I believe the best teaching and pedagogy integrates research and other scholarly work. My training and research in memory deeply informs my approach to presenting materials and structuring my courses. My basic philosophy is that learning course content requires repeated practice – much like learning to play a musical instrument or a sport. An athlete will not practice just once or twice for a few days or hours before an important event or meet. Rather, regular, challenging training sessions are a regular part of the athlete’s routine. Studying, in order to lead to effective, long-term learning, also requires time and effort.
Three fundamental principles of learning and memory I emphasize in my teaching are Distributed Practice, Interleaving, and Retrieval Practice. Distributed Practice, also referred to as Spacing, involves spreading study or learning events over time. This is in contrast to massed study, or cramming. Given the same amount of time, spacing results in better retention than cramming (see Carpenter et al., 2012). Distributed practice is effective across a variety of materials – from word lists to prose passages to images, and at all ages, from early childhood to old age. By studying for shorter amounts of time over a longer period of time, the memory trace is strengthened. This, in turn, results in better performance in the long run.
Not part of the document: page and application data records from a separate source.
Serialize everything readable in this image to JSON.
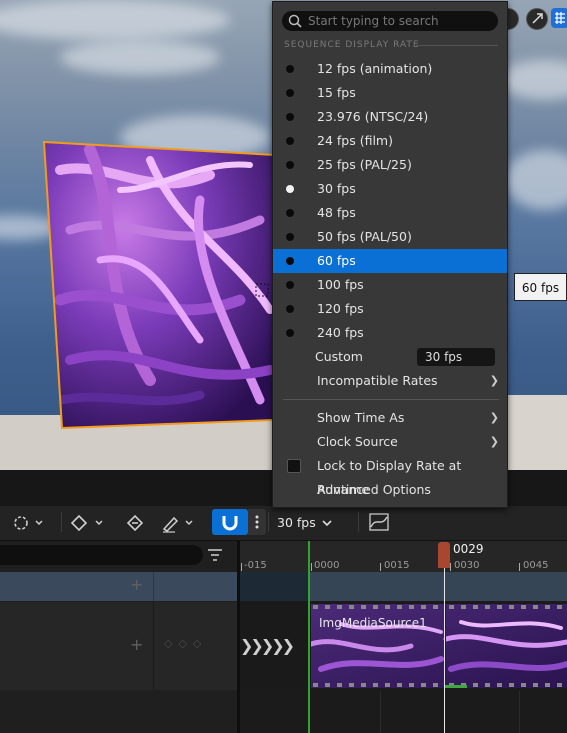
{
  "search": {
    "placeholder": "Start typing to search"
  },
  "menu": {
    "section_header": "SEQUENCE DISPLAY RATE",
    "rates": [
      {
        "label": "12 fps (animation)",
        "checked": false,
        "selected": false
      },
      {
        "label": "15 fps",
        "checked": false,
        "selected": false
      },
      {
        "label": "23.976 (NTSC/24)",
        "checked": false,
        "selected": false
      },
      {
        "label": "24 fps (film)",
        "checked": false,
        "selected": false
      },
      {
        "label": "25 fps (PAL/25)",
        "checked": false,
        "selected": false
      },
      {
        "label": "30 fps",
        "checked": true,
        "selected": false
      },
      {
        "label": "48 fps",
        "checked": false,
        "selected": false
      },
      {
        "label": "50 fps (PAL/50)",
        "checked": false,
        "selected": false
      },
      {
        "label": "60 fps",
        "checked": false,
        "selected": true
      },
      {
        "label": "100 fps",
        "checked": false,
        "selected": false
      },
      {
        "label": "120 fps",
        "checked": false,
        "selected": false
      },
      {
        "label": "240 fps",
        "checked": false,
        "selected": false
      }
    ],
    "custom": {
      "label": "Custom",
      "value": "30 fps"
    },
    "incompatible_rates": "Incompatible Rates",
    "show_time_as": "Show Time As",
    "clock_source": "Clock Source",
    "lock_display_rate": {
      "label": "Lock to Display Rate at Runtime",
      "checked": false
    },
    "advanced_options": "Advanced Options"
  },
  "tooltip": {
    "text": "60 fps"
  },
  "toolbar": {
    "fps_value": "30 fps"
  },
  "timeline": {
    "current_frame": "0029",
    "ticks": [
      "-015",
      "0000",
      "0015",
      "0030",
      "0045"
    ],
    "media_track_label": "ImgMediaSource1"
  },
  "colors": {
    "selection_blue": "#0b70d6",
    "menu_background": "#383838",
    "playhead": "#a8472f",
    "play_range_green": "#2fa52f",
    "media_section": "#3a2d4a"
  },
  "icons": [
    "search-icon",
    "transform-icon",
    "key-diamond-icon",
    "key-icon",
    "pen-icon",
    "snap-magnet-icon",
    "more-icon",
    "curve-editor-icon",
    "filter-icon",
    "chevron-down-icon",
    "chevron-right-icon",
    "plus-icon"
  ]
}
A closely related form of studying is Interleaving, in which material from different units or topics is mixed in a single study session, rather than blocked by topic. For example, in a math course, students might learn different types of problems (e.g., when to add or multiply exponents). In typical situations, practice sets include problems of one type or the other. Thus, when students practice, they are engaging in rote retrieval of the rule – but not learning when to apply the rule. Interleaving, or intermixing, different types of problem sets requires that students remember, first of all, which rule to apply. Interleaving has also been found to be effective when learning to identify artists’ work (see Kornell et al., 2010). Retrieval Practice involves the use of retrieval from memory as a learning tool.
Tests and quizzes are highly effective tools for promoting long-term retention and learning and are superior in most cases to repeated study and even to practices such as making concept maps (Karpicke & Blunt, 2011). Taking practice tests or low-stakes quizzes not only allows students to assess their level of preparation, it effectively strengthens the memory trace – not just for the material on the quiz, but also for related, non-tested material (Chan, 2010). Importantly, testing is beneficial for a wide variety of materials – from vocabulary to complex passages, to images and maps. For more detailed information on the effectiveness of testing, you can read some posts on the CogBlog (tag: Testing Effect), such as this one about “retrieval-induced facilitation” or this one, a more in depth review of the effect.
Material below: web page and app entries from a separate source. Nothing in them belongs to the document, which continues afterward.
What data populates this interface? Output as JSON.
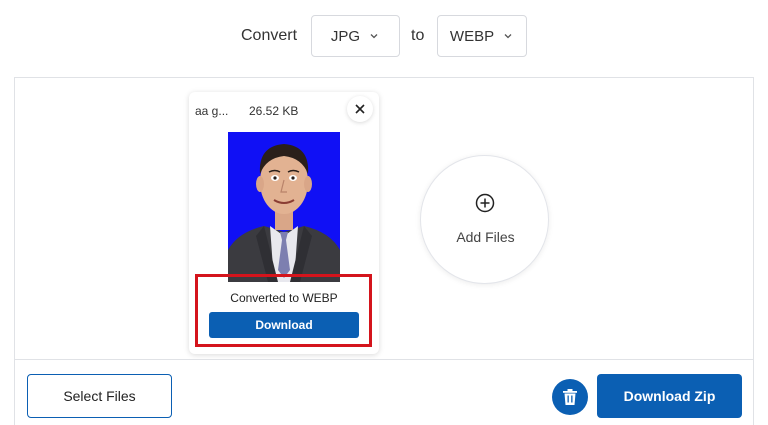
{
  "converter": {
    "convert_label": "Convert",
    "from_format": "JPG",
    "to_label": "to",
    "to_format": "WEBP"
  },
  "file_card": {
    "file_name": "aa g...",
    "file_size": "26.52 KB",
    "status_text": "Converted to WEBP",
    "download_label": "Download"
  },
  "add_files": {
    "label": "Add Files"
  },
  "bottom_bar": {
    "select_files_label": "Select Files",
    "download_zip_label": "Download Zip"
  },
  "icons": {
    "close": "close-icon",
    "chevron": "chevron-down-icon",
    "add": "plus-circle-icon",
    "trash": "trash-icon"
  },
  "colors": {
    "accent": "#0b5fb3",
    "highlight": "#d4141c",
    "thumb_bg": "#1010f5"
  }
}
For specific tips on how to study more effectively, click here!
Faculty, for specific tips on how to incorporate these ideas in your classes, click here.
Click here for slides from a presentation given at the Learning Differences Fair in November, 2013 in which I discussed some effective study strategies.